Protein purification refers to the characterization of proteins in order to use them for certain laboratory or medical functions. It also includes the separation of protein and non-protein substances in a cell so that the needed protein is isolated for further use.
What is Protein Purification?
Protein purification is the process where the needed kind of protein is isolated and extracted from a mixture of cells, tissues, and organisms for either preparative or analytical use.
Preparative use means that a protein (or large quantities of the same protein) is taken so that it can be used for commercial or medical purposes. Take, for example, insulin. It goes through protein purification so that it can be used for those who are diabetic.
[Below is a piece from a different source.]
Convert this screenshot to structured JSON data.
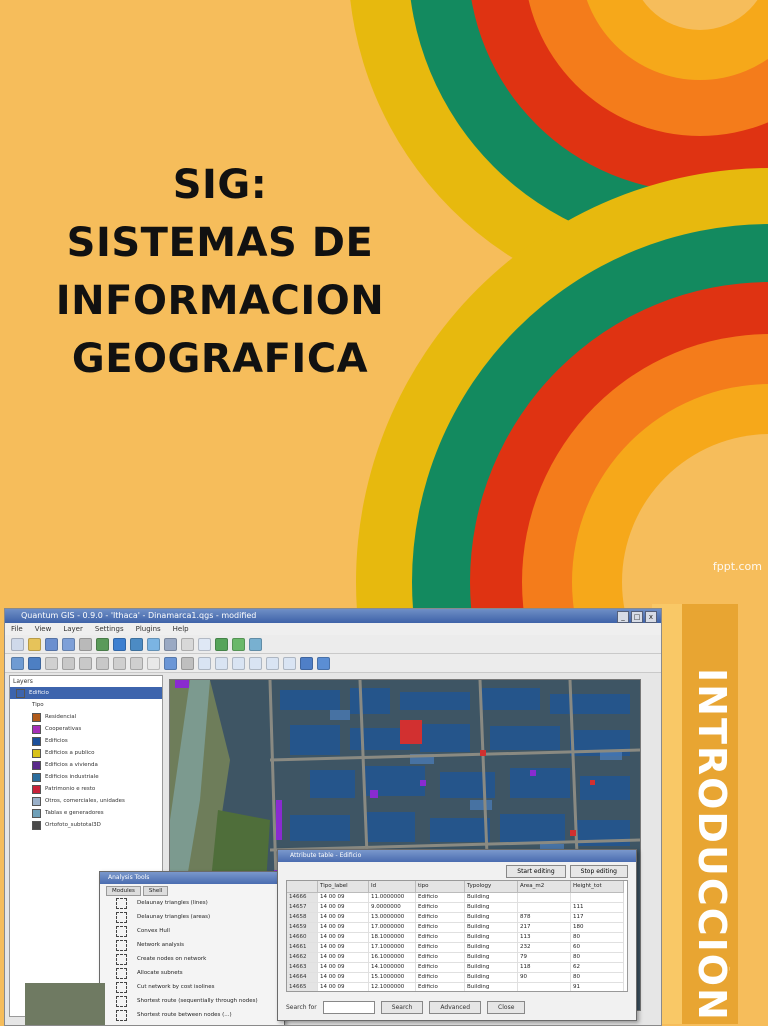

On the other hand, analytical use means that a type of protein is taken so that it can be used for research and tests in the laboratory. For example, a certain protein goes through protein purification so that scientists can study its composition, uses, side effects, and quantity needed in order for it to be useful to people. One of the first proteins studied was peptin.
Protein purification goes through several steps. For a simplified version of it, those steps are preparation, extraction, and visualization and assessment.
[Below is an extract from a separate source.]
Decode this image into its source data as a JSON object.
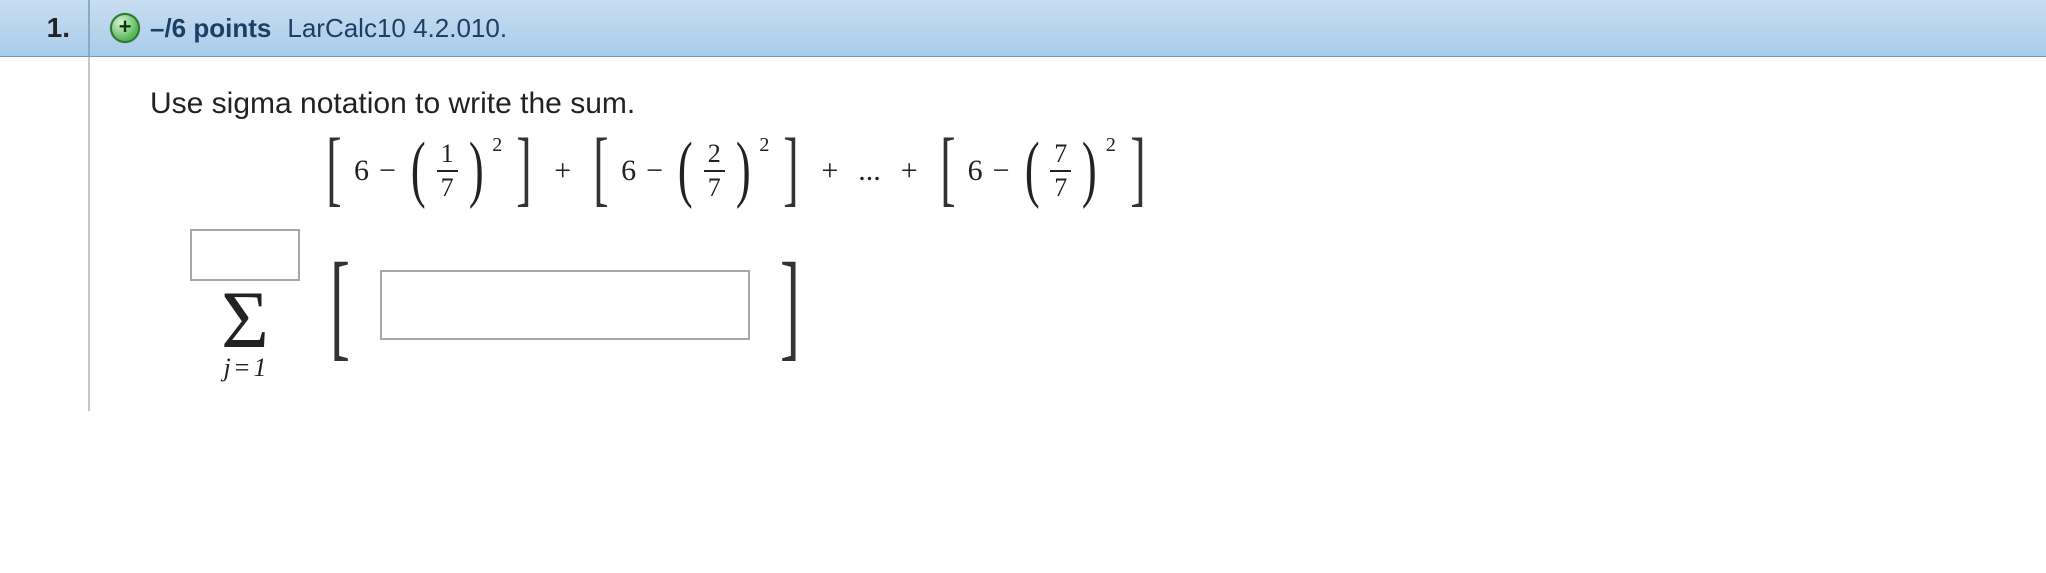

In preparation, the scientists are preparing to isolate and extract the protein needed for observation. If the protein is excreted by the human body, then this will just be easy. However, there are a lot of other proteins that are not excreted, so a crude extract should be prepared. The crude extract is prepared through centrifugation. The cellular debris is created using cell lysis and the remaining debris is removed by centrifugation.
However, if a thermostable enzyme is needed, a different approach is made. A mixture is taken where the thermostable enzyme is present and it is heated at high temperature. Right after, it is cooled so that the natural characteristics of the enzyme that make it sensitive to temperature dissolves or is recreated to other properties.
The next step is extraction. This was formerly done using precipitation. This is done by letting the nucleic acids in the crude extract turn into water with the help of salt ammonium sulfate. Take note that depending on the nucleic acid you want to extract, the salt and ammonium sulfate concentration differs. Usually, a higher concentration is needed for proteins that have a lower molecular weight.
- Visualization and Assessment
And finally, there’s visualization and assessment. In this step, a lot of chromatography methods can be used depending on the kind of protein. There’s reverse-phase chromatography which is based on separating proteins using hydrophobicities. There is also a size-exclusion chromatography that separates proteins based on the size of the molecules. And then there’s affinity chromatography that is often a final step to the purification process.